On May 6, the Alabama House committee gave the green light to three bills that seek to restrict reproductive rights for women, specifically regarding abortions in the state.
The first bill, HB 405 sponsored by Rep. Terri Collins (R-Decatur), is better known as “The Fetal Heartbeat Act” and it prohibits physicians from performing an abortion after a heartbeat has been detected in the fetus.
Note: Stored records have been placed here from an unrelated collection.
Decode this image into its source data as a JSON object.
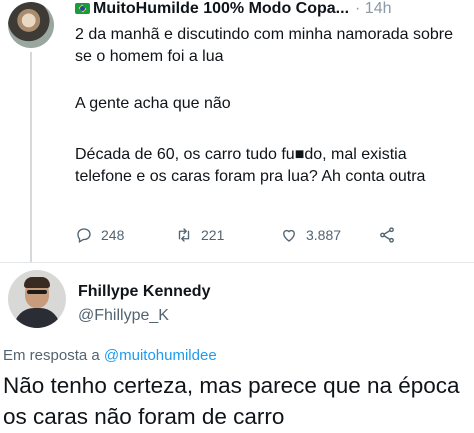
{
  "tweet": {
    "display_name": "MuitoHumilde 100% Modo Copa...",
    "separator": "·",
    "time": "14h",
    "text_line_1": "2 da manhã e discutindo com minha namorada sobre se o homem foi a lua",
    "text_line_2": "A gente acha que não",
    "text_line_3": "Década de 60, os carro tudo fu■do, mal existia telefone e os caras foram pra lua? Ah conta outra",
    "stats": {
      "replies": "248",
      "retweets": "221",
      "likes": "3.887"
    },
    "icons": [
      "flag-icon",
      "reply-icon",
      "retweet-icon",
      "like-icon",
      "share-icon"
    ]
  },
  "reply": {
    "display_name": "Fhillype Kennedy",
    "handle": "@Fhillype_K",
    "reply_prefix": "Em resposta a",
    "reply_mention": "@muitohumildee",
    "text": "Não tenho certeza, mas parece que na época os caras não foram de carro"
  },
  "colors": {
    "text": "#0f1419",
    "muted": "#536471",
    "link": "#1d9bf0",
    "divider": "#e4e7ea"
  }
}
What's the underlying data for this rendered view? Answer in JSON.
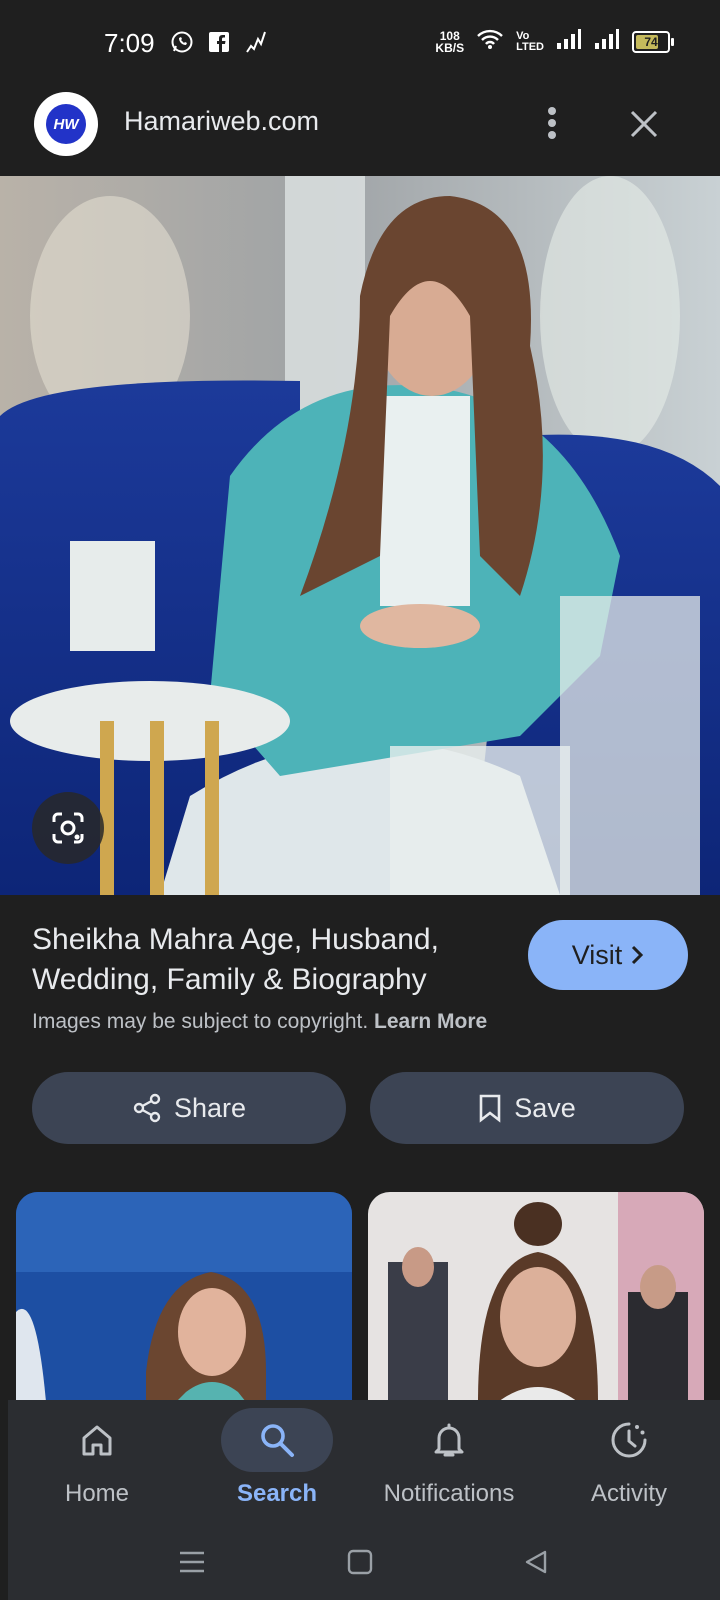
{
  "status_bar": {
    "time": "7:09",
    "net_speed_value": "108",
    "net_speed_unit": "KB/S",
    "volte_top": "Vo",
    "volte_bottom": "LTED",
    "battery_level": "74",
    "battery_fraction": 0.74,
    "left_icons": [
      "whatsapp-icon",
      "facebook-icon",
      "signal-activity-icon"
    ],
    "right_icons": [
      "wifi-icon",
      "signal-bars-icon",
      "signal-bars-icon",
      "battery-icon"
    ]
  },
  "top_bar": {
    "logo_text": "HW",
    "site_name": "Hamariweb.com",
    "icons": [
      "more-vert-icon",
      "close-icon"
    ]
  },
  "hero": {
    "lens_icon": "google-lens-icon"
  },
  "result": {
    "title": "Sheikha Mahra Age, Husband, Wedding, Family & Biography",
    "visit_label": "Visit",
    "copyright_text": "Images may be subject to copyright.",
    "learn_more": "Learn More"
  },
  "actions": {
    "share_label": "Share",
    "save_label": "Save"
  },
  "bottom_nav": {
    "items": [
      {
        "label": "Home",
        "icon": "home-icon"
      },
      {
        "label": "Search",
        "icon": "search-icon",
        "active": true
      },
      {
        "label": "Notifications",
        "icon": "bell-icon"
      },
      {
        "label": "Activity",
        "icon": "activity-icon"
      }
    ]
  },
  "colors": {
    "background": "#1f1f1f",
    "accent": "#8ab4f8",
    "pill": "#3c4454",
    "nav_bg": "#2b2d31"
  }
}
The only exception to this legislation would be if the mother’s life were in danger; according to news reports, the bill does not make an exceptions in the case of rape or incest.
The second bill, HB 491 sponsored by Rep. Arnold Mooney (R-Birmingham), is called The Health Care Rights of Conscience Act. This bill would allow any healthcare professionals the ability to abstain from performing in medical practices that violate their moral and religious beliefs; this would primarily pertain to abortions, but would also be extended to sterilization, human embryonic stem cell research, and human cloning.
The last bill, HB 527 sponsored by Rep. Ed Henry (R-Hartselle) is what many pro-choice advocates believe to be the most bizarre and unnecessary of the three bills; it would prohibit abortion clinics from operating within 2,000 feet of a school building (which is the standard distance that registered sex offenders must keep from school limits).
HB 527 is backed by pro-life supporters, and according to Madison County Assistant District Attorney Bob Becher, it isn’t safe to allow abortion clinics so close to schools.
“I have seen the signs that are held up with pictures of aborted fetuses [and] I have seen the confrontations,” Becher told Alabama lawmakers, although he neglected to mention that the people holding graphic signs outside of the Huntsville Alabama Women’s Center (located across the street from the Academy of Academics and Arts) are the very pro-lifers who are backing the bill.
Additionally, the Huntsville facility is the only abortion clinic in the entire state of Alabama.
Nevertheless, all three of these bills passed through the House committee and will now be presented for a full House vote, where it’s likely that they will pass in the GOP-majority House.
It seems likely that this bill will affect the health of young adults more so than any other age group; women tend to be the most fertile, and most likely to conceive, between the ages of 20 and 24.
Currently, no local news sources have addressed the possibility of increased illegal abortions, should these bills pass, nor is there information about the economic impact of forcing more young women out of the classroom and workplace in order to carry pregnancies to term.